▶ Activity:
What is the number of lines in the data holding the word "Windows"? Give that number by itself.

▶ Listed records:
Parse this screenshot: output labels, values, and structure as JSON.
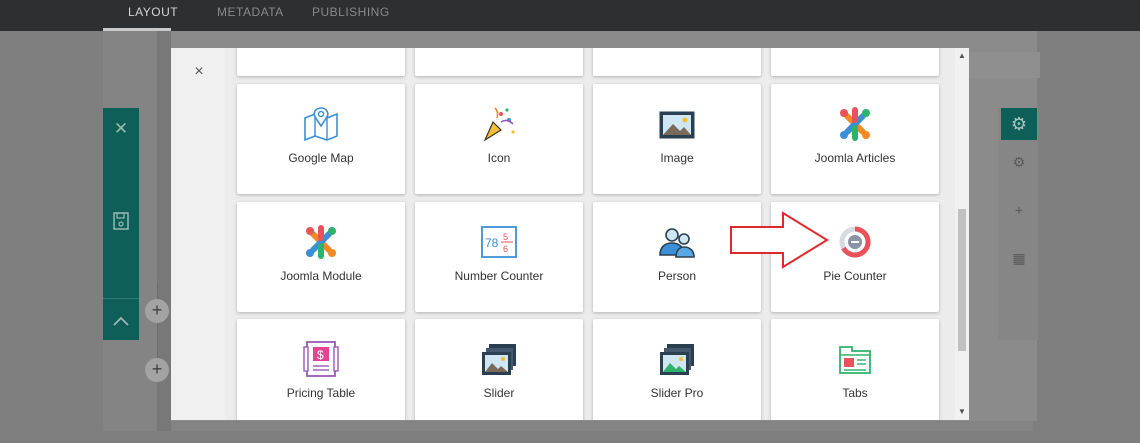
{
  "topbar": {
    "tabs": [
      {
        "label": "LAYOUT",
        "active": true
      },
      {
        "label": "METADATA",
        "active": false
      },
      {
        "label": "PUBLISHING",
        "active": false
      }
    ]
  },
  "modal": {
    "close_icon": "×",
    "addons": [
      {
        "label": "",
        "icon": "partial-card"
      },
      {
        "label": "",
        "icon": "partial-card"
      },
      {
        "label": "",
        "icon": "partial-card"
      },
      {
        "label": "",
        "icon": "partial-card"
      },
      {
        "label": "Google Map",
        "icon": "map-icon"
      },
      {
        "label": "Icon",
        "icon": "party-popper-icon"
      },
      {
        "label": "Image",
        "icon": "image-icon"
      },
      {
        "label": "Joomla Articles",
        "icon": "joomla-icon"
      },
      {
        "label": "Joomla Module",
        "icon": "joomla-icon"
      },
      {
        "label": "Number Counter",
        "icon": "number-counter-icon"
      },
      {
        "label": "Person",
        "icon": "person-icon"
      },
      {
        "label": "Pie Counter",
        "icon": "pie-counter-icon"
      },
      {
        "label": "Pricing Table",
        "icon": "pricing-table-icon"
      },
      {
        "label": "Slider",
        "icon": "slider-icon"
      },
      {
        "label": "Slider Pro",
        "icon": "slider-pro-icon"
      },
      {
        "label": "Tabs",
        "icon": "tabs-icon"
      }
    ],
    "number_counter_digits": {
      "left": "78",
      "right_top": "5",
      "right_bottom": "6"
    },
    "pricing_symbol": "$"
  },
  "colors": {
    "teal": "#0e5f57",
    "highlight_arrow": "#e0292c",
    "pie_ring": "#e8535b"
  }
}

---

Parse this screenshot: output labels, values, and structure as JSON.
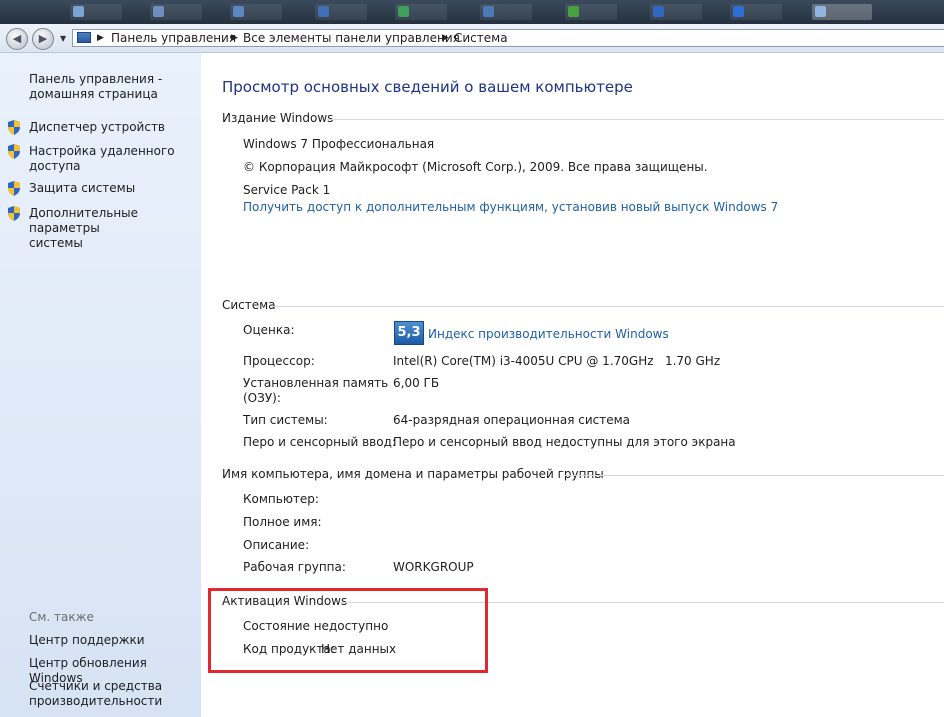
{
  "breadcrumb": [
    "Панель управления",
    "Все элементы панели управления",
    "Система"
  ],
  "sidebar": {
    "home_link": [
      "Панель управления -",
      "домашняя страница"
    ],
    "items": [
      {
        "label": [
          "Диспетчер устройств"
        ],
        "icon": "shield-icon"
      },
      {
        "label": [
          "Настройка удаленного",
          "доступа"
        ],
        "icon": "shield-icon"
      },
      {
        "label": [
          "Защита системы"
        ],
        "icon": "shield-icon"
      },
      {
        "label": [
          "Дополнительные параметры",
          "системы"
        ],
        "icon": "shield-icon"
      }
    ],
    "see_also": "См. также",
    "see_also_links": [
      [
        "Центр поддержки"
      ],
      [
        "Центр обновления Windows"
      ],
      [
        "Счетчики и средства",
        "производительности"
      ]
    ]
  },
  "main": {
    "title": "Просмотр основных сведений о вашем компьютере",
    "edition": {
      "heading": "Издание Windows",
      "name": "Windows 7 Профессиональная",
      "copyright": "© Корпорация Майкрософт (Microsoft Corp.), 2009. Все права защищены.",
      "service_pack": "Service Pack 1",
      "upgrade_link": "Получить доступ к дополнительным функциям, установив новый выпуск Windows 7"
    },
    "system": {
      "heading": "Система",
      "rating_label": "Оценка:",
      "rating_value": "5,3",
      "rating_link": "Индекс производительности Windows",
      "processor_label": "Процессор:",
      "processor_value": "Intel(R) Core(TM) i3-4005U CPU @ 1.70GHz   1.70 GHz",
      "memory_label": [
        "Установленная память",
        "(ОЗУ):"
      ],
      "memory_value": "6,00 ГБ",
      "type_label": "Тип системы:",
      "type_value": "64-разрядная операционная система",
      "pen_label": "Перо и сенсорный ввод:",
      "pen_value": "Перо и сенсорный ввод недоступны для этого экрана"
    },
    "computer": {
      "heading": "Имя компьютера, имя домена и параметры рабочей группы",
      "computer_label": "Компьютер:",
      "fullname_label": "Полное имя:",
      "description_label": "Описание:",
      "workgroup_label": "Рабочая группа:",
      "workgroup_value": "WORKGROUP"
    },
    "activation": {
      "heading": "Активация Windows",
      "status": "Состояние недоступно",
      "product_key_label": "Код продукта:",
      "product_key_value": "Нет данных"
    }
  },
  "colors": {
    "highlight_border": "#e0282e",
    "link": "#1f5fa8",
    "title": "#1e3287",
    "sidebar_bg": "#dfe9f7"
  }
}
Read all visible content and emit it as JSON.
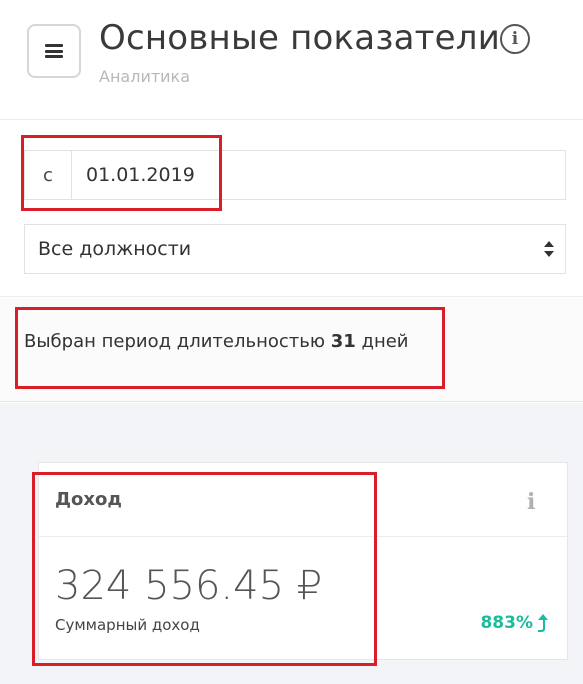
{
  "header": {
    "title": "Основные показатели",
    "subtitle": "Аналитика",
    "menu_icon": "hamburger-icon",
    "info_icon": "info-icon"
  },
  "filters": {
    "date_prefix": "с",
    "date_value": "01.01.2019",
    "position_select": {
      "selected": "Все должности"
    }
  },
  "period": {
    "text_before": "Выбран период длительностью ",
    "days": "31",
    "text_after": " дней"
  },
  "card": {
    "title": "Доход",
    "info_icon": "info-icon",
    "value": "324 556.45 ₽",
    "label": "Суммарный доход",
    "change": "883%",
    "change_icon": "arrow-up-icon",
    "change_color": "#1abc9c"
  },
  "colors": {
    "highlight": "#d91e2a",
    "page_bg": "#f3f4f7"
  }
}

▶ Your response:
6